Interface dataset entries
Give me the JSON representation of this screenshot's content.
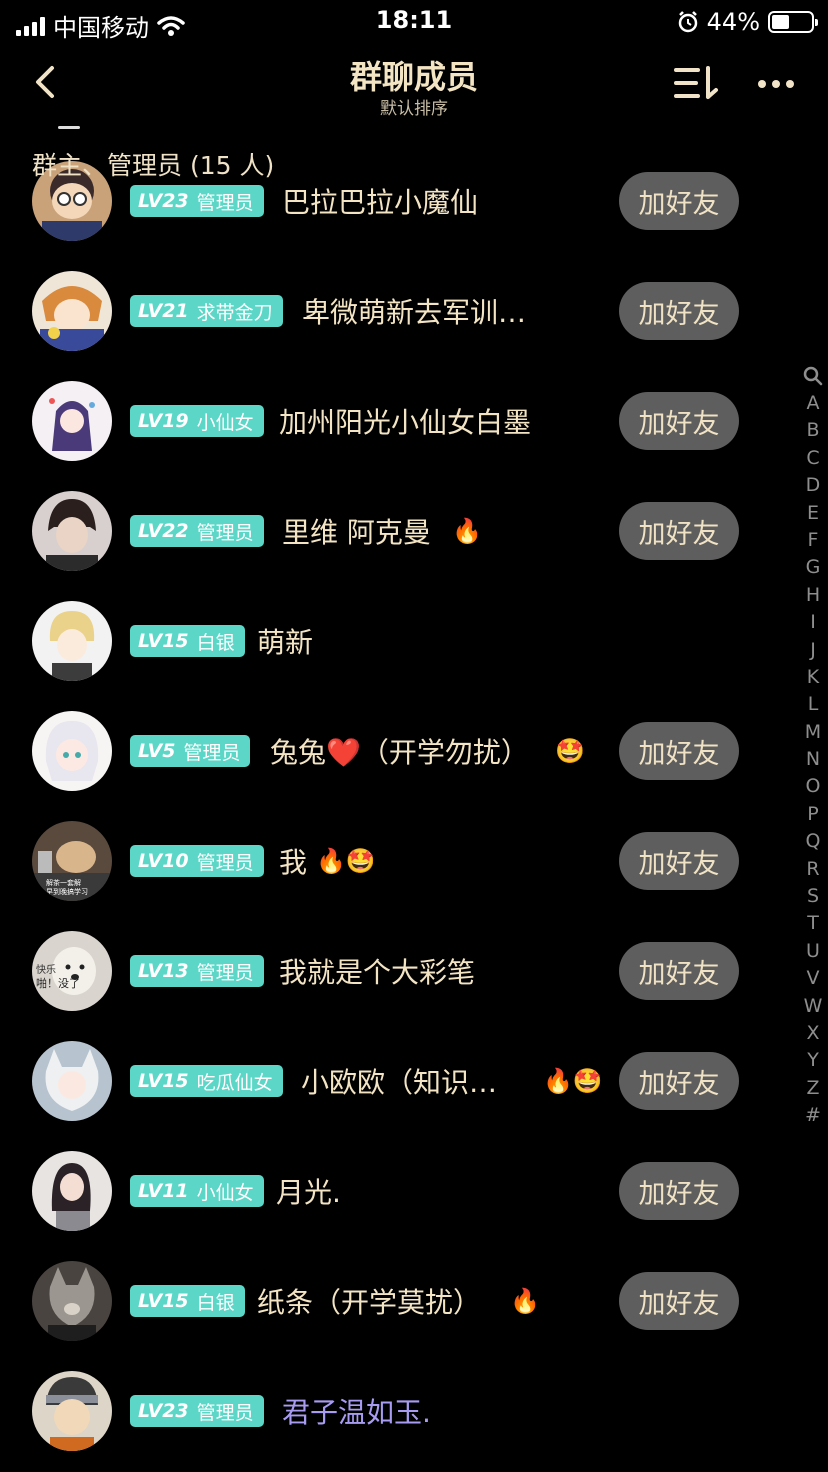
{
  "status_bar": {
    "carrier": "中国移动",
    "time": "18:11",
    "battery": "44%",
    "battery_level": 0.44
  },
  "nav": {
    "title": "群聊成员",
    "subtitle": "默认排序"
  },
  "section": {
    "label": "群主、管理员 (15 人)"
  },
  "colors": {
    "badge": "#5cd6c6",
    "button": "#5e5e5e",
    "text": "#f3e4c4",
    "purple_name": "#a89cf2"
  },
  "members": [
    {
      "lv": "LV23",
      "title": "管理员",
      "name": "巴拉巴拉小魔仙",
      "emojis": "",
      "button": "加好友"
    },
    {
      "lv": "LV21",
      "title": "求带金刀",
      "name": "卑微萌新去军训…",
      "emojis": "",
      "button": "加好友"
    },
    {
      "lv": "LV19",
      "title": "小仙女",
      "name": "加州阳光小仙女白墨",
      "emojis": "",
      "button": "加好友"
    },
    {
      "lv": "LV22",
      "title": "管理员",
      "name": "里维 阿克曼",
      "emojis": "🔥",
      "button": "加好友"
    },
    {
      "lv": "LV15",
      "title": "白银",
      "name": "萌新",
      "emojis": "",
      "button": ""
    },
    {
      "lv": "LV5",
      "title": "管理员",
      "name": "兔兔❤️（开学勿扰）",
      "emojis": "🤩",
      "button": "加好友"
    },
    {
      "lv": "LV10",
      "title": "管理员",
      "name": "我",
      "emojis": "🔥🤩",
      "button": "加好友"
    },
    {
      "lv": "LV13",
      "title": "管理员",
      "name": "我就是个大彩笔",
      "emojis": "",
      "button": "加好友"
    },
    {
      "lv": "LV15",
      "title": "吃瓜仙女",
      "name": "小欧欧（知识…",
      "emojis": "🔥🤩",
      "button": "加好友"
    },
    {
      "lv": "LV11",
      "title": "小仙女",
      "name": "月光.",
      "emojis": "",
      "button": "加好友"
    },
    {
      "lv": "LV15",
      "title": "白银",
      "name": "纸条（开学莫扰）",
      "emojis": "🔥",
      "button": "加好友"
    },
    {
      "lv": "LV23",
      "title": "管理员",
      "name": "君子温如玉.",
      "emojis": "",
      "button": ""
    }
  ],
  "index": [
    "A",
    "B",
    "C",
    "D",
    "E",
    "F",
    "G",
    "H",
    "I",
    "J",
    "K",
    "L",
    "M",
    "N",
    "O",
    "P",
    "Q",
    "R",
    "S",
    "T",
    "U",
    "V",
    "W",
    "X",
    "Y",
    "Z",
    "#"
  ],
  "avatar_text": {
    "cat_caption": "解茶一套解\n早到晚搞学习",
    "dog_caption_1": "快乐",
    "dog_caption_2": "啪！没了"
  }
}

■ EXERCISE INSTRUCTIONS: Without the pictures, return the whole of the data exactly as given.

■ EXPECTED ANSWER:
Give me the JSON representation of this screenshot's content.
{
  "status_bar": {
    "carrier": "中国移动",
    "time": "18:11",
    "battery": "44%",
    "battery_level": 0.44
  },
  "nav": {
    "title": "群聊成员",
    "subtitle": "默认排序"
  },
  "section": {
    "label": "群主、管理员 (15 人)"
  },
  "colors": {
    "badge": "#5cd6c6",
    "button": "#5e5e5e",
    "text": "#f3e4c4",
    "purple_name": "#a89cf2"
  },
  "members": [
    {
      "lv": "LV23",
      "title": "管理员",
      "name": "巴拉巴拉小魔仙",
      "emojis": "",
      "button": "加好友"
    },
    {
      "lv": "LV21",
      "title": "求带金刀",
      "name": "卑微萌新去军训…",
      "emojis": "",
      "button": "加好友"
    },
    {
      "lv": "LV19",
      "title": "小仙女",
      "name": "加州阳光小仙女白墨",
      "emojis": "",
      "button": "加好友"
    },
    {
      "lv": "LV22",
      "title": "管理员",
      "name": "里维 阿克曼",
      "emojis": "🔥",
      "button": "加好友"
    },
    {
      "lv": "LV15",
      "title": "白银",
      "name": "萌新",
      "emojis": "",
      "button": ""
    },
    {
      "lv": "LV5",
      "title": "管理员",
      "name": "兔兔❤️（开学勿扰）",
      "emojis": "🤩",
      "button": "加好友"
    },
    {
      "lv": "LV10",
      "title": "管理员",
      "name": "我",
      "emojis": "🔥🤩",
      "button": "加好友"
    },
    {
      "lv": "LV13",
      "title": "管理员",
      "name": "我就是个大彩笔",
      "emojis": "",
      "button": "加好友"
    },
    {
      "lv": "LV15",
      "title": "吃瓜仙女",
      "name": "小欧欧（知识…",
      "emojis": "🔥🤩",
      "button": "加好友"
    },
    {
      "lv": "LV11",
      "title": "小仙女",
      "name": "月光.",
      "emojis": "",
      "button": "加好友"
    },
    {
      "lv": "LV15",
      "title": "白银",
      "name": "纸条（开学莫扰）",
      "emojis": "🔥",
      "button": "加好友"
    },
    {
      "lv": "LV23",
      "title": "管理员",
      "name": "君子温如玉.",
      "emojis": "",
      "button": ""
    }
  ],
  "index": [
    "A",
    "B",
    "C",
    "D",
    "E",
    "F",
    "G",
    "H",
    "I",
    "J",
    "K",
    "L",
    "M",
    "N",
    "O",
    "P",
    "Q",
    "R",
    "S",
    "T",
    "U",
    "V",
    "W",
    "X",
    "Y",
    "Z",
    "#"
  ],
  "avatar_text": {
    "cat_caption": "解茶一套解\n早到晚搞学习",
    "dog_caption_1": "快乐",
    "dog_caption_2": "啪！没了"
  }
}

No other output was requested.